my fave line: "If you’re out there, Ritchie, I hope that you’ve found some peace. I can only imagine, but it seems like walking in your shoes is like a trip to HELL and back. Not that I really know. But like you, I’m going to imagine. I hope people read your story and learn some things from the pain you went through. Maybe then it was worth it? Live on. Live on. Wise. Young. Fool."
My fave line: "I cannot say it any other way and I’m sad that I cannot express myself any better – but this book was absolutely and incredible brilliantly written. I’m in awe of the incredibly talented Sean Beaudoin as he managed to create characters in such a brutally honest way that made me want to jump into the pages and get to know these people! Richie’s voice was super smart, funny but then also filled with an earnest vulnerability Richie would totally deny himself?"
KIRKUS REVIEW— My fave line: None. They totally missed the point of the book.
Wise Young Fool
By Sean Beaudoin
August 2013/ Ages 14 and up/ $18
Smart-mouthed rock guitarist Ritchie Sudden forms a band and spends time in a juvenile-detention facility.

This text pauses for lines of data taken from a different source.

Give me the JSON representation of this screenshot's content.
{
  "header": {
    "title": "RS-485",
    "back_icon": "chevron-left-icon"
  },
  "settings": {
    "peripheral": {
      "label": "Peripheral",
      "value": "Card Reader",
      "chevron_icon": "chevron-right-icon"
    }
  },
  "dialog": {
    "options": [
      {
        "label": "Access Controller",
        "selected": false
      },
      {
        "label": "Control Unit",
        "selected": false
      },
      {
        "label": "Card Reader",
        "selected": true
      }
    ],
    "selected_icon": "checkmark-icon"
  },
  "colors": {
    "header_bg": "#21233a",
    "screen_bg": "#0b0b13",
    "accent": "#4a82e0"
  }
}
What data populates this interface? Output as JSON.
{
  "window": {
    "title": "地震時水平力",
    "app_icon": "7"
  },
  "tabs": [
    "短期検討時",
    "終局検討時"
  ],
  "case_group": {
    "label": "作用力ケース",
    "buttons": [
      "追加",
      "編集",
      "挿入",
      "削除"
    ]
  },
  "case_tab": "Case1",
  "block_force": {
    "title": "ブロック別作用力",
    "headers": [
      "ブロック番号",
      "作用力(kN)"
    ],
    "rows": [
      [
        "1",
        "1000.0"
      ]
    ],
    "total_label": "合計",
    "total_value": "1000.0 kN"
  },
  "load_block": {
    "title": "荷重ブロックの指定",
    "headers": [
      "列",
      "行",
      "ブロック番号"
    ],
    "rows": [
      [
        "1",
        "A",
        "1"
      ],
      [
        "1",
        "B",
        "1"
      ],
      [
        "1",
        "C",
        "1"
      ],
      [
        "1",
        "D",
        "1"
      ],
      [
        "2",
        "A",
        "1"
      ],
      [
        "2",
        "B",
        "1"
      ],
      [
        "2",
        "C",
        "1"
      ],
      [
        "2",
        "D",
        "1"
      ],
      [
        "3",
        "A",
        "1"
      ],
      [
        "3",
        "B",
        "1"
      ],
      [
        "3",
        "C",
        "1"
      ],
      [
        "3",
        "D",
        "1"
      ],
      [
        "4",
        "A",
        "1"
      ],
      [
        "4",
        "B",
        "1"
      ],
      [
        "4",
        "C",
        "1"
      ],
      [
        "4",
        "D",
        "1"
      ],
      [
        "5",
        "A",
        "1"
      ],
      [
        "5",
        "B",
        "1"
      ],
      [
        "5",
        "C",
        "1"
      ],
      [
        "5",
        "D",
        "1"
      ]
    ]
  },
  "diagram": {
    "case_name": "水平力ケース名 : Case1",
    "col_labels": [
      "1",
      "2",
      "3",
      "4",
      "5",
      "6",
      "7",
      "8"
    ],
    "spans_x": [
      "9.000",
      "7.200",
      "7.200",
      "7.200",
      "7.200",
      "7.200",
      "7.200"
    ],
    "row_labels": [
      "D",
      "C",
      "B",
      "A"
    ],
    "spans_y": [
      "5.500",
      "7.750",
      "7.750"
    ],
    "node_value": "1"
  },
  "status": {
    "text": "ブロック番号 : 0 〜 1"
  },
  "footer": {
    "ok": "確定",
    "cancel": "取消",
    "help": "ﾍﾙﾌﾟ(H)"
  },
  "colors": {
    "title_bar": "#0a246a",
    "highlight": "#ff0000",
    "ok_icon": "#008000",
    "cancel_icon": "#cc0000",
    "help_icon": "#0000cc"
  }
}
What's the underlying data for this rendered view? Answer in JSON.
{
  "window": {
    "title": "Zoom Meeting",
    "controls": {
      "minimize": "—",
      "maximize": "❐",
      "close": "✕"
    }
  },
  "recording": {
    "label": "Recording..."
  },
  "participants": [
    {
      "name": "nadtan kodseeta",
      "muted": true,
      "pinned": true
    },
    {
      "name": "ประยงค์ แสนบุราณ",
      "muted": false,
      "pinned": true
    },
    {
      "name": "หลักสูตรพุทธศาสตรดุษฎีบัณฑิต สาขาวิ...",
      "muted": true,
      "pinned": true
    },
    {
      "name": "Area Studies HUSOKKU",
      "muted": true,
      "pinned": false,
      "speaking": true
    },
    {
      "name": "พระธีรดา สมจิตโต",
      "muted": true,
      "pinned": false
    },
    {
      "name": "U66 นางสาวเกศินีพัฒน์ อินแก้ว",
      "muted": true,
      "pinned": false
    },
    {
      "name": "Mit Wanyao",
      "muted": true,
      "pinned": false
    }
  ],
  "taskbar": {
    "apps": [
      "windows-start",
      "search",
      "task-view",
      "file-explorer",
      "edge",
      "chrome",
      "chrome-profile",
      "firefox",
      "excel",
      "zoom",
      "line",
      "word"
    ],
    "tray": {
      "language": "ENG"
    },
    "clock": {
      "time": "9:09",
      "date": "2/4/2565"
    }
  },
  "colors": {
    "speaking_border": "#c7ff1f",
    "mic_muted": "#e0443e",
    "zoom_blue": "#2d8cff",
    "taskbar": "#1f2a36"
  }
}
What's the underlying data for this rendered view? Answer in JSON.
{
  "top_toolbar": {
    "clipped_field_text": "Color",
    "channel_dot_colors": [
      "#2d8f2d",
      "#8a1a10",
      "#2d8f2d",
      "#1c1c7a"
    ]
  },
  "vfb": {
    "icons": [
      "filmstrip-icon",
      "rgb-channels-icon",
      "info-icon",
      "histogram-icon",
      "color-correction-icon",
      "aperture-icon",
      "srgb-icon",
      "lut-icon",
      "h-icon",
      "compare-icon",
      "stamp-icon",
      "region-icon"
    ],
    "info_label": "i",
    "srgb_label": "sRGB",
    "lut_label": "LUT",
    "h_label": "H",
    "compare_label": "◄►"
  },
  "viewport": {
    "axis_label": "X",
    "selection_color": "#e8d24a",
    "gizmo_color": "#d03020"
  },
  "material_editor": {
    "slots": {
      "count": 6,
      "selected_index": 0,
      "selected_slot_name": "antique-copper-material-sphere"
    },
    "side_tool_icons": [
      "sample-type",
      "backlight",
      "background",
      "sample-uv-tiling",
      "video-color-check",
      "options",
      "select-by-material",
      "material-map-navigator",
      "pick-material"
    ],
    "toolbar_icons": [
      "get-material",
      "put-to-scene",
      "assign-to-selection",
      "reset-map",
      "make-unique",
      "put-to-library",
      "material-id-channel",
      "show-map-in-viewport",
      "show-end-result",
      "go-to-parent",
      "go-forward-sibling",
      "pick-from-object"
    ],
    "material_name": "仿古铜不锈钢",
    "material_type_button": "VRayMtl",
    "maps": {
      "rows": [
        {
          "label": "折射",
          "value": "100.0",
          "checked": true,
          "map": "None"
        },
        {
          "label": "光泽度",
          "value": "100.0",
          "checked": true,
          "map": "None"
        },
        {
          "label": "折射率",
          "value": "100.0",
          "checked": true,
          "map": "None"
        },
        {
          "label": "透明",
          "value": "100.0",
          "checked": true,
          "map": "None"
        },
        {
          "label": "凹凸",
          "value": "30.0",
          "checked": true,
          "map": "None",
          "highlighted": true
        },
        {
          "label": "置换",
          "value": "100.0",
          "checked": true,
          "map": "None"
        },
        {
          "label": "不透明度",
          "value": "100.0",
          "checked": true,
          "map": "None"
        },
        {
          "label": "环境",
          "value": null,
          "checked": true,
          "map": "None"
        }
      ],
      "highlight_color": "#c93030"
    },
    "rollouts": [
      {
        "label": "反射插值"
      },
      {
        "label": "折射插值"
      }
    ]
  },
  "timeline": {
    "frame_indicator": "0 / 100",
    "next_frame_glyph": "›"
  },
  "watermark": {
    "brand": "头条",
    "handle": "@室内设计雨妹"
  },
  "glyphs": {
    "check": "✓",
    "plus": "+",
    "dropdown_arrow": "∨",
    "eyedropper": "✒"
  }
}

Ritchie’s first-person narrative alternates between two present-tense storylines. In one, he is locked in an institution he calls Progressive Progress, where therapists push him to keep a journal and hardened fellow detainees arrange fights for other boys to bet on. In the other, which takes place before his imprisonment, Ritchie and his friend Elliot Hella, “the dude too cool to know it, too weird to be popular, too hardcore to give a shit,” start a band in hopes of competing in Rock Scene 2013. The stylized narration moves quickly, littered with jokes and references, some clever, some oddly dated (“there’s the Bridge, which, yeah, is a bridge, but with no water underneath, troubled or otherwise”) and some jarringly harsh (“football is a concussion factory and cheerleaders are hot pockets of chlamydia”). Larger-than-life characters are mostly played to comic effect, often successfully: Chaos the bongo drummer (who pronounces his name “Chowus”) and El Hella himself are two standouts. Behind the music quest, sarcasm and pursuit of girls, however, lies a more complicated and often compelling story about family, grief and flawed coping mechanisms.
Hit-and-miss humor, but worth a read for budding rock stars.